Lake George Village will hold a referendum on its future on September 13, when voters will decide whether to preserve the 125-year-old municipality intact or allow its assets to be absorbed by the Town of Lake George and dissolve.
The vote will be held from noon to 9 pm in the Town Hall, Mayor Bob Blais has announced.
Prior to the vote, the Village and Town Boards will hold one more joint public information meeting.
The meeting, at which consultants from the Albany-based firm LaBerge Group will present the findings they documented in their “Interim Study of Dissolution,” will be held in the Lake George High School auditorium at 6 pm on Monday, September 12.
Only Lake George Village residents currently registered to vote – of which there are 667 – are eligible to participate in the referendum.
According to LaBerge Associates consultant Ben Snyden, “very few efficiencies” will be achieved by dissolving Lake George Village and merging its remaining assets with the Town’s.
Because of existing agreements between the Town and Village to apportion the provision of services between the two, “the efficiencies are already there,” he said.

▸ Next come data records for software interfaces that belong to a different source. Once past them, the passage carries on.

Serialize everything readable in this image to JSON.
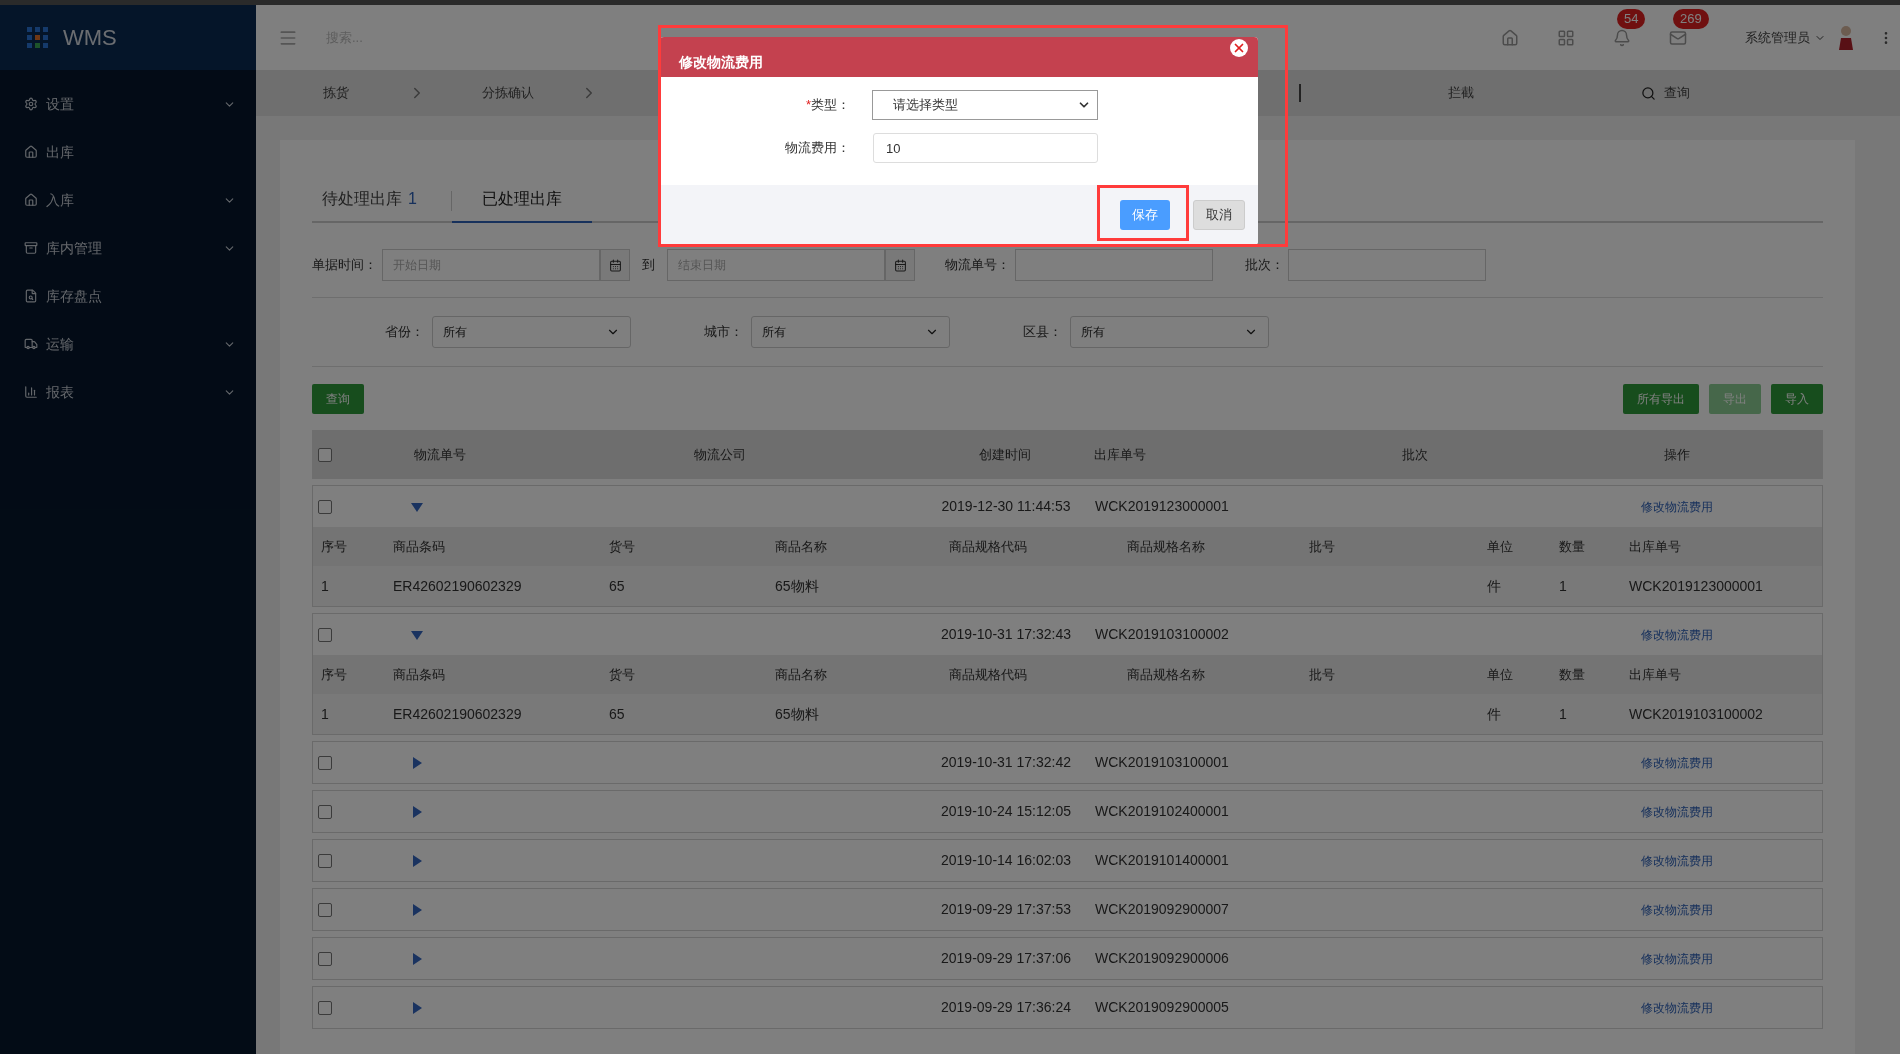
{
  "sidebar": {
    "logo": "WMS",
    "items": [
      {
        "label": "设置",
        "expandable": true
      },
      {
        "label": "出库",
        "expandable": false
      },
      {
        "label": "入库",
        "expandable": true
      },
      {
        "label": "库内管理",
        "expandable": true
      },
      {
        "label": "库存盘点",
        "expandable": false
      },
      {
        "label": "运输",
        "expandable": true
      },
      {
        "label": "报表",
        "expandable": true
      }
    ]
  },
  "topbar": {
    "search": {
      "placeholder": "搜索..."
    },
    "badges": [
      "54",
      "269"
    ],
    "user": "系统管理员"
  },
  "steps": {
    "items": [
      "拣货",
      "分拣确认"
    ],
    "right_items": [
      "拦截",
      "查询"
    ]
  },
  "tabs": [
    {
      "label": "待处理出库",
      "count": "1",
      "selected": false
    },
    {
      "label": "已处理出库",
      "selected": true
    }
  ],
  "filters": {
    "date_label": "单据时间：",
    "start_placeholder": "开始日期",
    "to": "到",
    "end_placeholder": "结束日期",
    "tracking_label": "物流单号：",
    "batch_label": "批次：",
    "selects": [
      {
        "label": "省份：",
        "value": "所有"
      },
      {
        "label": "城市：",
        "value": "所有"
      },
      {
        "label": "区县：",
        "value": "所有"
      }
    ]
  },
  "buttons": {
    "query": "查询",
    "actions": [
      {
        "label": "所有导出",
        "disabled": false
      },
      {
        "label": "导出",
        "disabled": true
      },
      {
        "label": "导入",
        "disabled": false
      }
    ]
  },
  "table": {
    "columns": [
      "物流单号",
      "物流公司",
      "创建时间",
      "出库单号",
      "批次",
      "操作"
    ],
    "all_checked": false,
    "rows": [
      {
        "checked": false,
        "expanded": true,
        "date": "2019-12-30 11:44:53",
        "outbound_no": "WCK2019123000001",
        "action": "修改物流费用",
        "item_columns": [
          "序号",
          "商品条码",
          "货号",
          "商品名称",
          "商品规格代码",
          "商品规格名称",
          "批号",
          "单位",
          "数量",
          "出库单号"
        ],
        "items": [
          {
            "index": "1",
            "barcode": "ER42602190602329",
            "sku": "65",
            "name": "65物料",
            "unit": "件",
            "qty": "1",
            "outbound_no": "WCK2019123000001"
          }
        ]
      },
      {
        "checked": false,
        "expanded": true,
        "date": "2019-10-31 17:32:43",
        "outbound_no": "WCK2019103100002",
        "action": "修改物流费用",
        "item_columns": [
          "序号",
          "商品条码",
          "货号",
          "商品名称",
          "商品规格代码",
          "商品规格名称",
          "批号",
          "单位",
          "数量",
          "出库单号"
        ],
        "items": [
          {
            "index": "1",
            "barcode": "ER42602190602329",
            "sku": "65",
            "name": "65物料",
            "unit": "件",
            "qty": "1",
            "outbound_no": "WCK2019103100002"
          }
        ]
      },
      {
        "checked": false,
        "expanded": false,
        "date": "2019-10-31 17:32:42",
        "outbound_no": "WCK2019103100001",
        "action": "修改物流费用"
      },
      {
        "checked": false,
        "expanded": false,
        "date": "2019-10-24 15:12:05",
        "outbound_no": "WCK2019102400001",
        "action": "修改物流费用"
      },
      {
        "checked": false,
        "expanded": false,
        "date": "2019-10-14 16:02:03",
        "outbound_no": "WCK2019101400001",
        "action": "修改物流费用"
      },
      {
        "checked": false,
        "expanded": false,
        "date": "2019-09-29 17:37:53",
        "outbound_no": "WCK2019092900007",
        "action": "修改物流费用"
      },
      {
        "checked": false,
        "expanded": false,
        "date": "2019-09-29 17:37:06",
        "outbound_no": "WCK2019092900006",
        "action": "修改物流费用"
      },
      {
        "checked": false,
        "expanded": false,
        "date": "2019-09-29 17:36:24",
        "outbound_no": "WCK2019092900005",
        "action": "修改物流费用"
      }
    ]
  },
  "modal": {
    "title": "修改物流费用",
    "fields": [
      {
        "kind": "select",
        "required_mark": "*",
        "label": "类型：",
        "value": "请选择类型"
      },
      {
        "kind": "input",
        "label": "物流费用：",
        "value": "10"
      }
    ],
    "save": "保存",
    "cancel": "取消"
  }
}
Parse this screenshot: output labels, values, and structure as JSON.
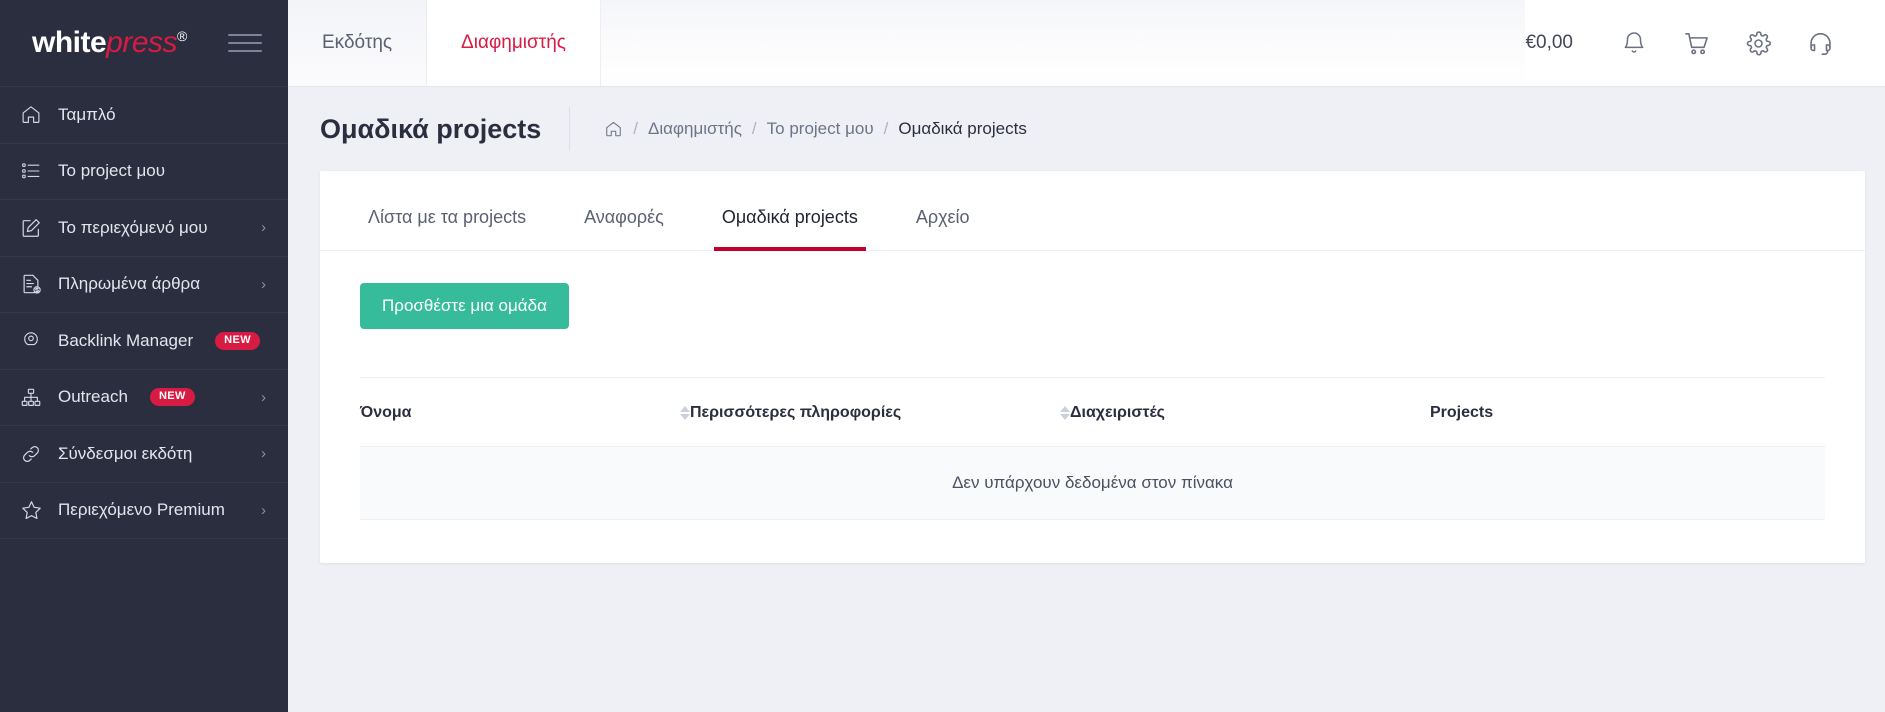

Since 2010, 18 villages in New York State have voted to dissolve, incentivized by the Citizens Empowerment Tax Credit (CETC), which grants villages 15 percent of the combined town and village tax levy up to $1 million dollars in state funds into perpetuity.
According to the current levy, Lake George would receive roughly $500,000 every year, but 70% of that sum would be required to reduce the property taxes of every residential and commercial property within both the former Village and Town of Lake George – diluting its value considerably.
The “Interim Study” did conclude that people owning property within the current bounds of Lake George Village could see their taxes drop by as much as 33.9% if certain fiscal assumptions are used.
That finding, however, was countered by a resolution adopted by the Village’s Board of Trustees on August 15 cutting property owners’ tax bills by at least 35% every year.
According to Mayor Blais, property taxes would be offset in the 2022-23 budget by a $3 million fund derived from parking revenues.
Blais said the funds were put aside two years ago to cover unexpected costs associated with the construction of the Wastewater Treatment Plant.
“Our size of our grants exceeded expectation by over $5.4M, the plant has been completed on budget and we have covered the additional maintenance in our 2022-2023 budget,” he stated.
That same source of funds would offset property taxes in the future, he said.
“A legitimate question that I’ve been asked several times since the Village Board adopted the resolution on August 15 is, why has this never been proposed before?” Blais said at an August 22 public meeting on the dissolution referendum.
“My response would be, ‘we never had this money in the past,”” he said.
In 2021, Lake George Village doubled the costs of parking in its lots and on its streets from $1 to $2 per hour.
That year, the Village collected roughly $1.4 million in parking fees in 2021, up from $850,000 the previous year.
(As of mid-summer, parking revenues are $75,499 higher than they were last year at this time, Blais told the Board at its August 15 meeting.
“This money is put aside in a separate account to be used for a rainy day, and that rainy day has arrived,” said Blais.
The resolution adopted August 15 also commits Lake George Village to studying the relative advantages of municipal consolidation and other means of achieving efficiencies.
“Our charge was to develop an ‘Interim Dissolution Plan,’ which we did, but the resolution adopted by the Village Board provides a similar tax savings and a commitment to enter into an agreement with the Town to continue studying consolidation and annexation,” said Ben Snyden. “That resolution gives Village residents more information to assist them with their decision-making. They have been given the right to choose to dissolve or remain a village.”
Should the September 13 referendum pass, the Boards of the Village and Town will have 180 days to create a final dissolution plan, which would specify how employees’ positions would be treated, how assets such as buildings and equipment would be disposed of, how residents would receive water, sewer and fire protection services and how those services would be funded.
Once the boards approve that plan, there is no guarantee that residents of either the Village or the Town can alter the result, Snyden told Village and Town residents at a June 27 meeting.
“That makes the Village residents’ vote on September 13 even more important,” said Snyden.
“It’s not easy to shut down a village,” said Snyden.
“There are so many things managed from a Village Hall, from parking meters and water bills to a hundred years of documents. You don’t just turn off the lights, leave the keys and say ‘it’s your problem now.’”